The CDM Regulations have changed – are you compliant?
As of 6th April 2015, the Construction (Design and Management) Regulations 2007 were replaced by the Construction (Design and Management) Regulations 2015.
The new Regulations are intended to improve the planning and management of projects from the outset and to be less bureaucratic than the 2007 Regulations.
We have summarised the changes to be aware of and what you should do to ensure that you are compliant with the Construction (Design and Management) Regulations 2015.
The notification threshold has changed and moving forward HSE will need to be notified about projects exceeding 500 person days or “longer than 30 working days” with “more than 20 workers working simultaneously”. This is intended to reduce the number of notifiable projects.
Notification no longer triggers additional duties
The notification threshold no longer triggers additional duties. Instead, additional duties are required when there is more than one “Contractor” working on the project. So, for example, a principal contractor must be appointed where there is more than one Contractor on a project as opposed to when the project is notifiable.

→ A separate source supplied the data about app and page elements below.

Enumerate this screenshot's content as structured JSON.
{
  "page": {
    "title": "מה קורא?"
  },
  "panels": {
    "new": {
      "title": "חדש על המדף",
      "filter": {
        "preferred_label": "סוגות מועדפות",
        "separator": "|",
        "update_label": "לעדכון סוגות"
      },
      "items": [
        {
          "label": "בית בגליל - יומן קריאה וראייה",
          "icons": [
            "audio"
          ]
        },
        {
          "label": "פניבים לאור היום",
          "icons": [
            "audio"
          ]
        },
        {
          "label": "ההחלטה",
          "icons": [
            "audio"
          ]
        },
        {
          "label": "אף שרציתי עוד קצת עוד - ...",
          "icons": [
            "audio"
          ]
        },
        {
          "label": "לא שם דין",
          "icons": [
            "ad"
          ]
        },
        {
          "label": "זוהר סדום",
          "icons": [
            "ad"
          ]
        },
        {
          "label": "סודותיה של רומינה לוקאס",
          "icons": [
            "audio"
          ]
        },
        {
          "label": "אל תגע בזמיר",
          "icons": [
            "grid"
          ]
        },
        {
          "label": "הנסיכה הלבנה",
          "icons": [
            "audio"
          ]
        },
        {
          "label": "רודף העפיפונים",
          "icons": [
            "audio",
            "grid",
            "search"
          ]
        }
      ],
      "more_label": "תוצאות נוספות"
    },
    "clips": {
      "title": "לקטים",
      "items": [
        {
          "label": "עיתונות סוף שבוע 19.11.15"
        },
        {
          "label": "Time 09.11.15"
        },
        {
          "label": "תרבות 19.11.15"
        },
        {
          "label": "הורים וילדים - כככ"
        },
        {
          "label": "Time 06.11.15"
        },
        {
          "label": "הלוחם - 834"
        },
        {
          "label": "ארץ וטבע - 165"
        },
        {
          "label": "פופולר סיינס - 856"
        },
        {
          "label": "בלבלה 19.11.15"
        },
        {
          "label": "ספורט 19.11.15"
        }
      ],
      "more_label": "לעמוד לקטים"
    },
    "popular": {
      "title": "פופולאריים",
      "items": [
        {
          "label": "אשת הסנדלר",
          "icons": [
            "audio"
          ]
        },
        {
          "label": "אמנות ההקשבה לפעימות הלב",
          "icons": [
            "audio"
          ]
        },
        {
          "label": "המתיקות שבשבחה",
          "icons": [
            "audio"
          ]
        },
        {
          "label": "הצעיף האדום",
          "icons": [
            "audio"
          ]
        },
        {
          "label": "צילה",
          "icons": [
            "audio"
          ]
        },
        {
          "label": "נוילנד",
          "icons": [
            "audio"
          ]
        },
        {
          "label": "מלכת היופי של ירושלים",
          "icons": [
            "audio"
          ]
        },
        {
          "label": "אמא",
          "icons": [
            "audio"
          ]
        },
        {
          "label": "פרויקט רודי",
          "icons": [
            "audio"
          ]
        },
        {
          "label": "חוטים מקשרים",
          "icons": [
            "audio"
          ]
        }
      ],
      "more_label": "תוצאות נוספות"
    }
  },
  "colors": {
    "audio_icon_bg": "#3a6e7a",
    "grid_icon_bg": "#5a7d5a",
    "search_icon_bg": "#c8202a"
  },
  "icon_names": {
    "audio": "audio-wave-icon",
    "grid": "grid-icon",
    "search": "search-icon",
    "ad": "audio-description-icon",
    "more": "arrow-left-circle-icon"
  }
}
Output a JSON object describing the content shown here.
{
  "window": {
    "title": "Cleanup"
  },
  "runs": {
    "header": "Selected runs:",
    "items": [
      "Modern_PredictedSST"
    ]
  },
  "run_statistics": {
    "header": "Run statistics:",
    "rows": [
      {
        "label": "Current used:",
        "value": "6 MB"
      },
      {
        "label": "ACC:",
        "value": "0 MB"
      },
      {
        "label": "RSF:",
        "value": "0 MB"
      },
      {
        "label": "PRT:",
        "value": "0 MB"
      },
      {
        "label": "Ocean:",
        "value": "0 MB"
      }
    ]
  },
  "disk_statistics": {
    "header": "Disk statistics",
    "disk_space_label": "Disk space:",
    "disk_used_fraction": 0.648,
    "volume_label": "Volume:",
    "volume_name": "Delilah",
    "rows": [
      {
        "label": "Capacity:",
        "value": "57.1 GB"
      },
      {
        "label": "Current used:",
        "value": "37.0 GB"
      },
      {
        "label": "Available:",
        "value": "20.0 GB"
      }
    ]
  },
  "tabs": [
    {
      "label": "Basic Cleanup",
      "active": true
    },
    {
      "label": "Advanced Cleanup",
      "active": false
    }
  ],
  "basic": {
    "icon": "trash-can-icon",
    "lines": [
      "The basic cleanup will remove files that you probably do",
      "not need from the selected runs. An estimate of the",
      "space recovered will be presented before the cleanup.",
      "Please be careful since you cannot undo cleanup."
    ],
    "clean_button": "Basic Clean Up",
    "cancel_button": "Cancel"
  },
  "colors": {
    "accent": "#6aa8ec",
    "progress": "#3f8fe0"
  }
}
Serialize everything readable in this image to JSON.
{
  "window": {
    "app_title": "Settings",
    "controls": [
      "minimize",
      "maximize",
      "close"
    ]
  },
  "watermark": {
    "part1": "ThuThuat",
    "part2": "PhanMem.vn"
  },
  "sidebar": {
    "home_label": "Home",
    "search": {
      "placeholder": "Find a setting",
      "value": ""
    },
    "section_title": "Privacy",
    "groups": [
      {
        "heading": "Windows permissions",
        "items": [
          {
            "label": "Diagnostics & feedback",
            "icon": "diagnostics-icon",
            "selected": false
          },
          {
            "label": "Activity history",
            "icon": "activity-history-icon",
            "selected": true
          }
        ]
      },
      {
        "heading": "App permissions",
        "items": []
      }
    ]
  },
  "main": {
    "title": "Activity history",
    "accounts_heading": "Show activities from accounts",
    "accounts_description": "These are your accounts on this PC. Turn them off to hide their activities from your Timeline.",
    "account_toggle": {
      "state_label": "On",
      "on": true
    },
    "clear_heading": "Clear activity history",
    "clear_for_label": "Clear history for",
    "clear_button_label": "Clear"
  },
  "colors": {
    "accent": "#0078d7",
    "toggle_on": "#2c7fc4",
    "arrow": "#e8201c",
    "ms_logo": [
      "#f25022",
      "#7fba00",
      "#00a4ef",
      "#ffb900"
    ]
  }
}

Removal of the CDM Co-ordinator and introduction of the Principal Designer
A major change is the removal of the CDM Co-ordinator role and the introduction of the new Principal Designer role. Again, having more than one Contractor triggers the appointment of the Principal Designer and the new Regulations set out the required duties.
Approved Code of Practice abolished and replaced with new guidance
The Approved Code of Practice has been abolished and replaced by new shorter guidance, which will hopefully encourage greater compliance.
Written Construction Phase Plans for all projects
Written Construction Phase Plans will now be required for all construction projects instead of only notifiable projects, which may mean additional work on small projects where such detail has not been previously required.
Domestic Clients are now subject to the 2015 Regulations
The Regulations now apply to all “Clients”, namely “any person” for whom a construction project is carried out. This is not as onerous as it sounds because domestic clients will be able to delegate the majority of their duties to a Principal Designer or Principal Contractor. Default provisions have also been put in place if a domestic Client fails to make the relevant appointments.
Whilst the CDM 2015 came into force on 6th April 2015, there are transitional arrangements in place that will run for six months from 6th April 2015 to 6th October 2015. These are as follow:
The transitional arrangements are for projects that will be underway on 6th April 2015 and which will continue beyond that date.
If, on 6th April 2015, the Client has already appointed a CDM Co-ordinator, he/she must appoint a Principal Designer by 6th October 2015 and, prior to that, the CDM Co-ordinator can continue to fulfil the duties required by them.
Where a CDM Co-ordinator has not yet been appointed, the requirements of the transitional provisions in relation to the appointment of a Principal Designer distinguish between projects where the construction phase has not yet started and those where it has.
By 6th October 2015, all projects must comply with CDM 2015.
CDM Update Seminars
To find out more about the CDM Regulations 2015 and how the changes will impact you, book onto one of our CDM Update Seminars. These sessions explain the CDM Regulations and how they will affect the various duty holders as well as the changes you need to make to help you plan and manage your work and meet your legal responsibilities.
You can also contact us to speak to one of our expert construction consultants for further help in understanding your responsibilities under the new Regulations and to find out about the services that we can offer to support you.